Popular Adult Performer Ignites Heated Debate About Double Standards
Mia Khalifa had no interest in sparking a conversation about the role of women in the Middle East. But that's what happened when the 21-year-old was recently ranked the most popular adult performer on the website PornHub. The PornHub announcement didn't go over well in Khalifa's native Lebanon, where the newspapers bashed her, and men on social media—seemingly outraged by the combination of her Arabic tattoos and brazen sexuality—sent her death threats. Khalifa, who was raised as a Christian, told Newsweek that she's "indifferent" to Lebanese politics and feels guilty for shaming her family, but activists have come to her defense, citing her harassment as an example of Lebanon's unfair double standard for men and women.
One of those activists is British Lebanese author Nasri Atallah, a writer and an Al Jazeera commentator who has worked with the United Nations on the Arab Human Development Report. "The Lebanese proclivity towards double standards and instant moral indignation is staggering," he wrote on his Facebook page earlier this week. He's referring to the hateful misogyny aimed at Khalifa by men with "the sudden awareness that a woman of Lebanese origins enjoys sex and has chosen to make a profession of acting in pornographic films."
According to Atallah, the moral indignation is totally misplaced for two reasons: For one, Khalifa, who lives in Miami and does contract work for the controversial porn production company Bang Bros, owes nothing to the country where she was born, and two—perhaps more important—she's free to do whatever she pleases with her own body. While Lebanese media is highly sexualized, Atallah writes, there's a huge double standard when a woman is simultaneously in control of her own sexuality, her own image, and her own career.
Brazzers, a massive porn production company whose films have featured Khalifa, was "co-founded by a Lebanese guy living in Montreal, who went to Concordia, a university every Lebanese mom is proud to boast her son went to," Atallah concludes, raising the question, "Why aren't you angry at him?"
Lebanese-born, London-based actor and singer Juliana Yazbeck echoes those sentiments, writing for the website Now that sexism in Lebanon, a small Arab nation with a history of violence against women, was so rampant that it forced her to leave the country. "I spent what feels like 70 percent of my energy fighting against sexism, especially intellectual sexism," she acknowledged in the op-ed on Monday while lamenting that the issue was brought to the forefront because of a porn star. "Sexism in the workplace, sexism in social situations, sexism on the street...these are all very real," she wrote.
Khalifa had a fairly typical all-American upbringing.
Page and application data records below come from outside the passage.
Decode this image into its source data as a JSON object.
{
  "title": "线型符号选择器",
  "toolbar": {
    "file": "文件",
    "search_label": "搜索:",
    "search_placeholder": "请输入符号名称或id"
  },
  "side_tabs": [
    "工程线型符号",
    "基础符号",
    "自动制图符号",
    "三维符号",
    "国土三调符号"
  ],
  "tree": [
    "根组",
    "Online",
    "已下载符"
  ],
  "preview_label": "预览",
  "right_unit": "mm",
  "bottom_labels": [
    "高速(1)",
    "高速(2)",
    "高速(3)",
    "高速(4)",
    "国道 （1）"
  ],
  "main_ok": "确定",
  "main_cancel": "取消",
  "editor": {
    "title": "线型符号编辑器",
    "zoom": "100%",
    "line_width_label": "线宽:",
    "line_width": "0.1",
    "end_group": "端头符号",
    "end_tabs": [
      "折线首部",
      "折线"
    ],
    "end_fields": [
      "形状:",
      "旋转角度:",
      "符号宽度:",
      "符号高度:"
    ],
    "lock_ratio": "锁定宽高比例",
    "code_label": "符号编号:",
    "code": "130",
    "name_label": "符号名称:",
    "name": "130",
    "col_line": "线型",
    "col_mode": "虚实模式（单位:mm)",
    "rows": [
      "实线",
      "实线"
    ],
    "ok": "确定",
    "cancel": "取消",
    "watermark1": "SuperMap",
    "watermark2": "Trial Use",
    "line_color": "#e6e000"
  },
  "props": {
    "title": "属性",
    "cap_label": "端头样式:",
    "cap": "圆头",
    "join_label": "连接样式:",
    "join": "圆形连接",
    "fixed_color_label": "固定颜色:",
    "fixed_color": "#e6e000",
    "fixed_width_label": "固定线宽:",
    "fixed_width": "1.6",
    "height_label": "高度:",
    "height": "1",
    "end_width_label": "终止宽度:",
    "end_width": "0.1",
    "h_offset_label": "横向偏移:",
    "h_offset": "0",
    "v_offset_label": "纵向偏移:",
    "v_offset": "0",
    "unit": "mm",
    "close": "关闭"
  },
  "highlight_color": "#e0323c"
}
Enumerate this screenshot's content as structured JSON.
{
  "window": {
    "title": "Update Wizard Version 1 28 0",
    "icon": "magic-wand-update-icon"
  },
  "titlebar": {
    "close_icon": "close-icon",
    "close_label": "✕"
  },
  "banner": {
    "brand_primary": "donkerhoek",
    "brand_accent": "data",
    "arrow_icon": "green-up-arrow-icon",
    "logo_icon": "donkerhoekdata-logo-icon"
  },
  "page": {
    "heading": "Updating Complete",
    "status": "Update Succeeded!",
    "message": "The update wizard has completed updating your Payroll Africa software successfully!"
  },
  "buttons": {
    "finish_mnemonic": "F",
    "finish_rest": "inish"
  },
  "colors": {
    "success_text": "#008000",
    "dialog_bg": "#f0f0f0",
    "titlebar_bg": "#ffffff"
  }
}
According to Newsweek, the brunet, who usually sports nerdy black square-rimmed glasses, was raised in Maryland and studied history at the University of Texas at El Paso before moving to Florida to pursue a career in the adult film industry. Her Twitter bio states that she's the unofficial mascot of the Florida State Seminoles and a porn star in the off-season. So why are conservative critics in Lebanon up in arms over her all-American lifestyle?
"They're embarrassed I'm 'claiming' them—as if I had a choice. I was born there," Khalifa told Newsweek. Her detractors view her Arabic tattoos and the fact that she wore a hijab in one of her videos as disgraceful to her heritage. The Lebanese national anthem is inked on her arm, and the Lebanese Forces Cross, a symbol of one of the nation's conservative Christian political parties, covers her wrist. She said she got the latter to show allegiance to her father, a Lebanese Forces supporter, after the Beirut bombing of October 2012.
The backlash comes just months after Lebanon's Telecommunications Ministry decided to prohibit access to a handful of pornographic websites, citing complaints from families concerned about porn's impact on societal decency, according to Newsweek. "I think that's why they're latching on to me," said Khalifa. "They're using me as a tool [for censorship]."